What makes Mynaric different from other suppliers in the market

July 29, 2019

Below we explain in detail how our history and strategy have brought us to our prime position in the aerospace connectivity market

We wield a unique position in the market we operate in.

A very particular mix of technological advantage and heritage twinned with a desire and ability to commercialize a hitherto non-commercialized technology places Mynaric in an enviable position in the aerospace connectivity market.

A position that we occupy alone. With our nearest competitors – we believe – some way behind us as they either work on improving the technological abilities of their products or try and move into a more commercial facing position, we push on with a business strategy that prioritizes serial production as a means of cornering the lion’s share of the market that is now being physically established in low Earth orbit and in the upper atmosphere.

Mynaric’s market position

The axes that form the graph on which market progress can be plotted are: technological maturity (running from developmental work on first iteration prototypes to fully tested and qualified manufactured products) and commercialism (running from one-off, large publicly funded projects to affordable, serially produced products available at scale).

Competitors of Mynaric’s are only now marrying these two very independent strands – 10 years after we first saw the potential of twinning commercialism and technology and worked myopically towards achieving the unique place in the market in which we now find ourselves.

The physical results of this manifest themselves in the form of Mynaric being the only company in the world within the next few months to be able to offer a serially produced airborne terminal for laser communication between the stratosphere and the ground. Nothing demonstrates better how unique a company has become than its product being the only one available for the market.

It is not just our strategy that places us apart from competition but a commitment to – and thorough understanding of – emerging technologies to further enhance already cutting-edge products.

In April of last year, we reported on a tie-up with the French research institute CEA Leti concerning a new photo diode that we are jointly developing. Whilst this may have seemed a slightly niche, highly technical development to report, we trumpeted the development so widely because this scouting of a new technology that will radically enhance the technical and SWaP specifications of our terminals is truly ground-breaking.

And it is only because we understand both the technological consequences of such a key lasercom terminal component and – just as tellingly – recognize its commercial implications that we sit at the head of the current strong momentum driving the aerospace connectivity market forward.

We are the only company that will be able to avail ourselves of this new diode. The result? Yet another element ensuring our ‘otherness’ and advantage over our closest competitors.

The calling card of New Space is disruption. Disruptive innovation, to give it its full title, for some time now regarded as the most influential business idea of the last 25 years, is often mistaken as merely a new product or service on the market that frightens the life out of established players within a market segment as it grabs a share of that established market.

But disruption, however, is a process not a product.

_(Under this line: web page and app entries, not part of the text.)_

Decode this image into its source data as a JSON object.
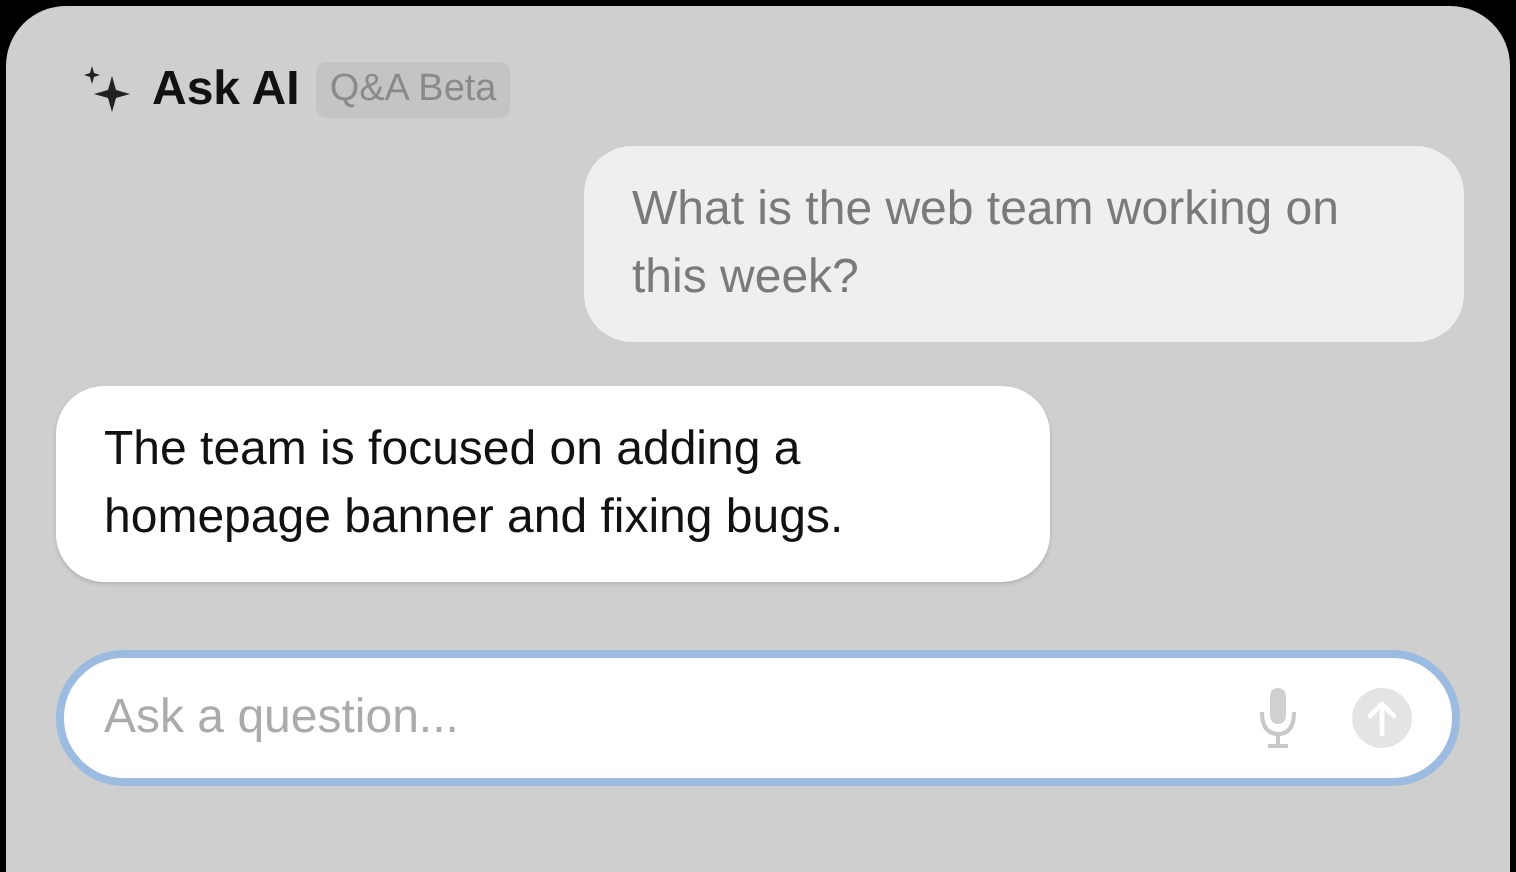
{
  "header": {
    "title": "Ask AI",
    "badge": "Q&A Beta"
  },
  "messages": [
    {
      "kind": "user",
      "text": "What is the web team working on this week?"
    },
    {
      "kind": "assistant",
      "text": "The team is focused on adding a homepage banner and fixing bugs."
    }
  ],
  "input": {
    "placeholder": "Ask a question..."
  }
}
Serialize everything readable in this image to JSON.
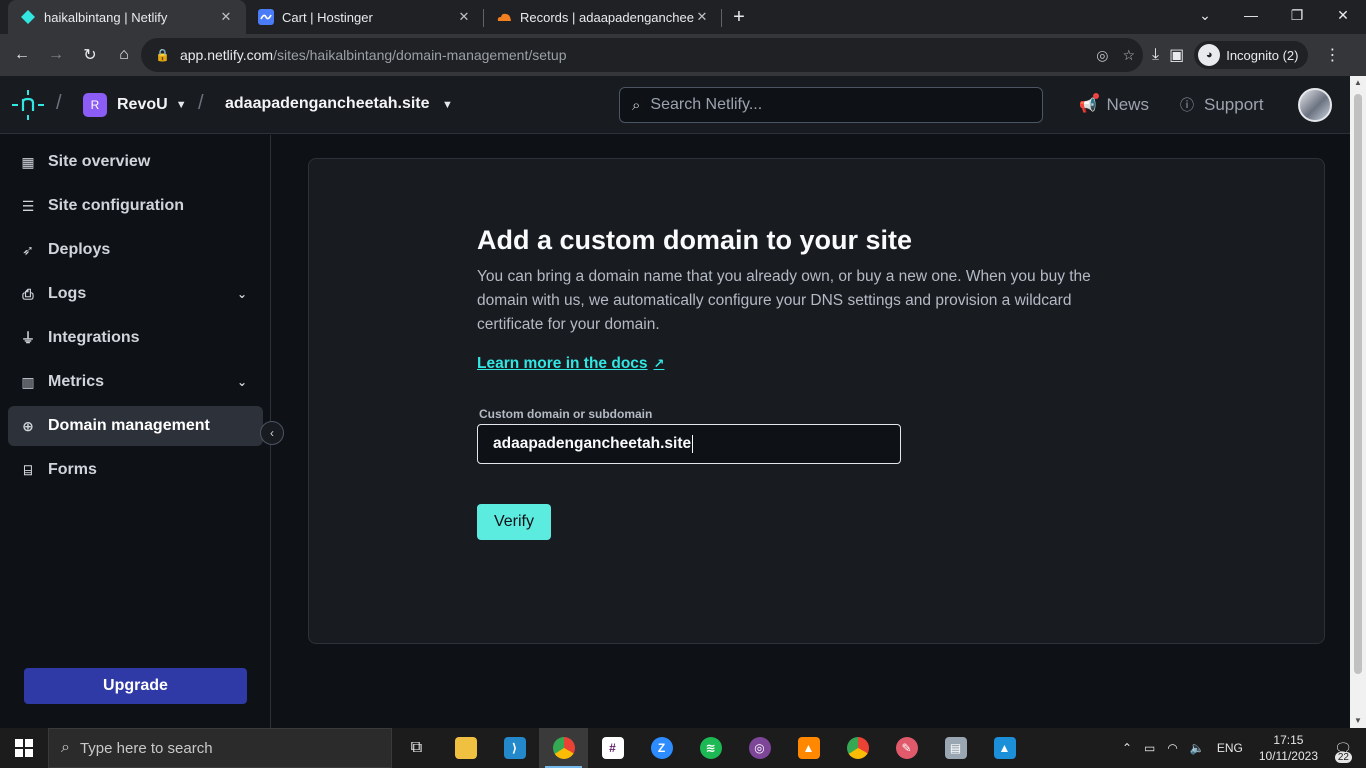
{
  "browser": {
    "tabs": [
      {
        "title": "haikalbintang | Netlify",
        "active": true,
        "icon": "netlify-diamond-icon",
        "color": "#32e6e2"
      },
      {
        "title": "Cart | Hostinger",
        "active": false,
        "icon": "hostinger-icon",
        "color": "#673de6"
      },
      {
        "title": "Records | adaapadengancheetah.site",
        "active": false,
        "icon": "cloudflare-icon",
        "color": "#f38020"
      }
    ],
    "new_tab_symbol": "+",
    "url_host": "app.netlify.com",
    "url_path": "/sites/haikalbintang/domain-management/setup",
    "incognito_label": "Incognito (2)"
  },
  "header": {
    "team_initial": "R",
    "team_name": "RevoU",
    "site_name": "adaapadengancheetah.site",
    "search_placeholder": "Search Netlify...",
    "news_label": "News",
    "support_label": "Support"
  },
  "sidebar": {
    "items": [
      {
        "label": "Site overview",
        "icon": "grid-icon"
      },
      {
        "label": "Site configuration",
        "icon": "sliders-icon"
      },
      {
        "label": "Deploys",
        "icon": "rocket-icon"
      },
      {
        "label": "Logs",
        "icon": "log-icon",
        "expandable": true
      },
      {
        "label": "Integrations",
        "icon": "plug-icon"
      },
      {
        "label": "Metrics",
        "icon": "bar-chart-icon",
        "expandable": true
      },
      {
        "label": "Domain management",
        "icon": "globe-icon",
        "selected": true
      },
      {
        "label": "Forms",
        "icon": "form-icon"
      }
    ],
    "upgrade_label": "Upgrade"
  },
  "main": {
    "title": "Add a custom domain to your site",
    "description": "You can bring a domain name that you already own, or buy a new one. When you buy the domain with us, we automatically configure your DNS settings and provision a wildcard certificate for your domain.",
    "learn_more_label": "Learn more in the docs",
    "field_label": "Custom domain or subdomain",
    "field_value": "adaapadengancheetah.site",
    "verify_label": "Verify"
  },
  "taskbar": {
    "search_placeholder": "Type here to search",
    "language": "ENG",
    "time": "17:15",
    "date": "10/11/2023",
    "notification_count": "22"
  },
  "colors": {
    "accent": "#32e6e2",
    "verify_button": "#5cebdf",
    "upgrade_button": "#2f3aa6",
    "team_avatar": "#8b5cf6"
  }
}
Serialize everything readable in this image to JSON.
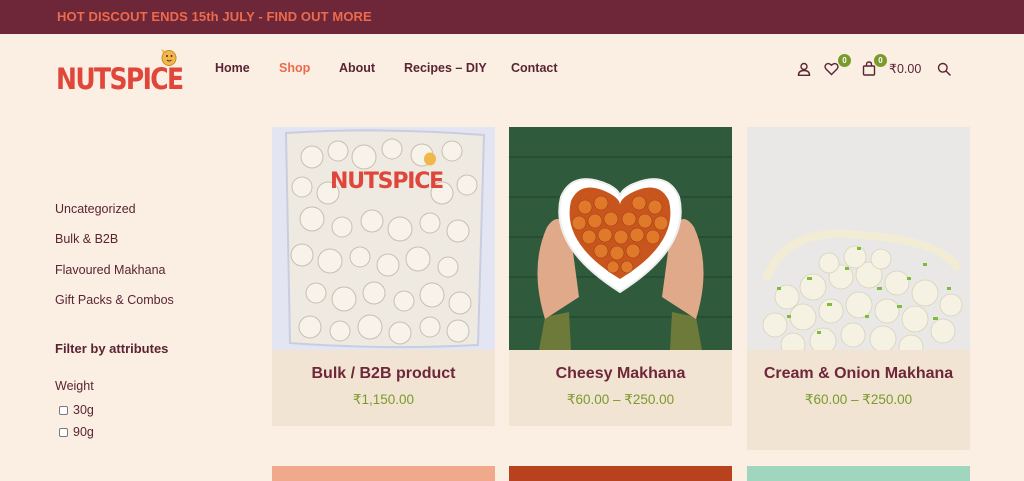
{
  "promo": {
    "text": "HOT DISCOUT ENDS 15th JULY - FIND OUT MORE"
  },
  "brand": {
    "logo_text": "NUTSPICE"
  },
  "nav": {
    "items": [
      {
        "label": "Home"
      },
      {
        "label": "Shop",
        "active": true
      },
      {
        "label": "About"
      },
      {
        "label": "Recipes – DIY"
      },
      {
        "label": "Contact"
      }
    ]
  },
  "header_actions": {
    "wishlist_count": "0",
    "cart_count": "0",
    "cart_total": "₹0.00",
    "icons": [
      "user-icon",
      "heart-icon",
      "bag-icon",
      "search-icon"
    ]
  },
  "sidebar": {
    "categories": [
      {
        "label": "Uncategorized"
      },
      {
        "label": "Bulk & B2B"
      },
      {
        "label": "Flavoured Makhana"
      },
      {
        "label": "Gift Packs & Combos"
      }
    ],
    "filter_title": "Filter by attributes",
    "weight_label": "Weight",
    "weight_options": [
      {
        "label": "30g",
        "checked": false
      },
      {
        "label": "90g",
        "checked": false
      }
    ]
  },
  "products": [
    {
      "title": "Bulk / B2B product",
      "price": "₹1,150.00"
    },
    {
      "title": "Cheesy Makhana",
      "price": "₹60.00 – ₹250.00"
    },
    {
      "title": "Cream & Onion Makhana",
      "price": "₹60.00 – ₹250.00"
    }
  ],
  "colors": {
    "promo_bg": "#6e2639",
    "promo_text": "#ee6a4d",
    "page_bg": "#faefe2",
    "text_primary": "#5a2434",
    "accent": "#ee6a4d",
    "price": "#7a9a2c",
    "card_bg": "#f2e4d2"
  }
}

It requires a business model that differs significantly from those around it being employed by legacy players. And it essentially takes hold where markets are new or emerging.

On all these three key fronts, Mynaric can announce itself as a true disruptor in the aerospace networks market. It is this very deliberate approach to the market for laser communication products that underlies Mynaric’s exceptionalism.

Currently, Mynaric is the only supplier globally with a full product portfolio supporting laser communication applications on the ground, in the air and in space. This has not happened by accident: it has happened because we have worked towards meeting another key element of disruption: timing.

Often over the last 10 years – as we have moved from a startup of just two former laser communication scientists branching out from the German Aerospace Center to a business with a physical presence in three continents and nearly 100 employees – we have had to counter naysayers, doubters and the incredulous.

These doubts about the future of the market and this inability to scan the horizon with enough 20-20 vision to identify the patterns in global connectivity that have brought us to where we are today – with half the world still without connectivity and rural and remote areas still struggling for broadband speed connections – has damaged and slowed our competitors.

But we have harnessed and used our foresight to develop a product range that has been timed to perfection to synthesize with the needs of the new market we knew a decade ago was coming.

What Mynaric now has to do is capitalize on its strong position and fulfill its stated ambition of becoming the world’s leading supplier of laser communication products for the aerospace network connectivity market.

No easy task but one that we are better equipped than anybody else to achieve.